What should we make of the fact that Bradley Manning has become Chelsea, that Glenn Greenwald is gay, that David Miranda loves a man enough to submit to the harassment incurred by his partner’s work, that Greenwald’s detractors sought to tarnish him by association with—of all things—a porn company? Possibly nothing generalisable, except that gender is doing work here.
There has been no shortage of voices denying a straightforward connection between sexual orientation, gender identity, and patriotism. (Part of the reason I feel compelled to write about this is that there isn’t one.) San Francisco Pride Board notoriously repudiated Manning’s election as a Grand Marshall in the 2013 Pride in that city, declaring: ‘even the hint of support for actions which placed in harms [sic] way the lives of our men and women in uniform—and countless others, military and civilian alike—will not be tolerated by the leadership of San Francisco Pride.’ That statement has not been retracted, notwithstanding its now patent inaccuracy in light of the prosecution’s inability to cite any evidence that Manning’s leaks led to any deaths and the court’s decision finding her not guilty of the charge of ‘aiding the enemy’. Kristin (formerly Chris) Beck, ex-US Navy Seal who recently announced her gender transition, has been harsher in her condemnation of Manning: ‘For this person, whether male or female to use gender identity to act “BADLY” is a slap in the face to me and everyone who does not fit the “Binary Gender Norm.” It is not an excuse for anything illegal or unjust.’ Pablo K is right to point out the dangers of the temptation, for those who see a link between sex/gender and truth-telling, to make the reverse move—’to relegate Beck to a minority report, and so to re-inscribe the hierarchy of authenticity, this time with Manning as the actual face of resistance, and Beck the mere puppet of militarism’—while pointing out, also, that the gap between these contrasting appropriations is constitutive of the space of contemporary politics. So let’s talk politics.
Private First Class Chelsea (formerly Bradley) E. Manning has serious gender issues. Or so goes the story of the moment. In the wake of her statement, the question of identity (and language) has somewhat displaced that of the conviction and sentence. Another dimension in the smearing of whistleblowers, perchance. A way to denigrate and emasculate her still further, and so to reinforce the patriarchal entitlement of that shining city on the hill. Except that Manning’s sexual personhood is more contested than that.

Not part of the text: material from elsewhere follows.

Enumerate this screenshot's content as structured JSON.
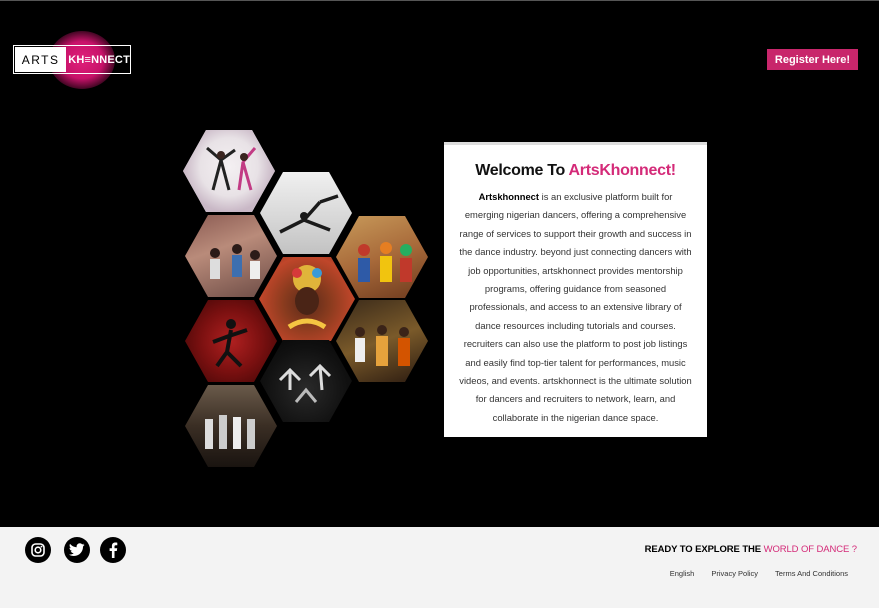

Navy Captain and psychiatrist David Moulton, according to CBC, testified that Manning’s ‘gender disorder’, amongst other things, “caused him to conclude he could change the world by leaking classified information”. But Moulton was a defence witness. Captain Steven Lim, Manning’s brigade commander, also pointed towards gender trouble, and revealed the existence of the now much-seen photo of Manning in a wig to the Fort Meade court. Again, a defence witness. Manning’s lawyers were forbidden from seeing much of the (non-)evidence against him, thanks to techniques of classification, and this surely influenced their strategy. Since they could not openly contest claims of the most traitorous harm (claims that were in the end unsubstantiated), why not try and reduce the sentence with whatever biographical resources were available? Where gender identity sometimes served as justification for the leaks, at others it was made irrelevant (to wit: “It was never an excuse because that’s not what drove his actions. What drove his actions was a strong moral compass.”). Interviewed today, David Coombs (Manning’s lawyer) again juggled his client’s personhood somewhat unsuccessfully, maintaining both that “we weren’t offering it as an excuse” but also that Manning’s gender explorations were relevant because they “happened at the same time [as the leaks and therefore] that provides context”.
Paradoxically enough, it is at times Republicans who have had to point out the shamefulness of this strategy:
Now that he prepares to stand trial, he has shown himself to be willing to sacrifice honorable gay and lesbian servicemembers to avoid responsibility. Lawyers for Manning are claiming that his struggle with his sexual orientation contributed to emotional problems that should have precluded him from working in a classified environment. This shameful defense is an offense to the tens of thousands of gay servicemembers who served honorably under “don’t ask, don’t tell.” We all served under the same law, with the same challenges and struggles. We did not commit treason because of it.
Despite the appeal to homonationalism, there is here an actual defence of LGBTQ identity against perpetual fears of a deviance that cannot be trusted with full equality. Fairly obviously, framings of ‘disorder’ put trans* and genderqueer back in the realm of medical pathology from which they have only just begun to escape. And yet this is not a one-sided story of medical bio-politics. Continue reading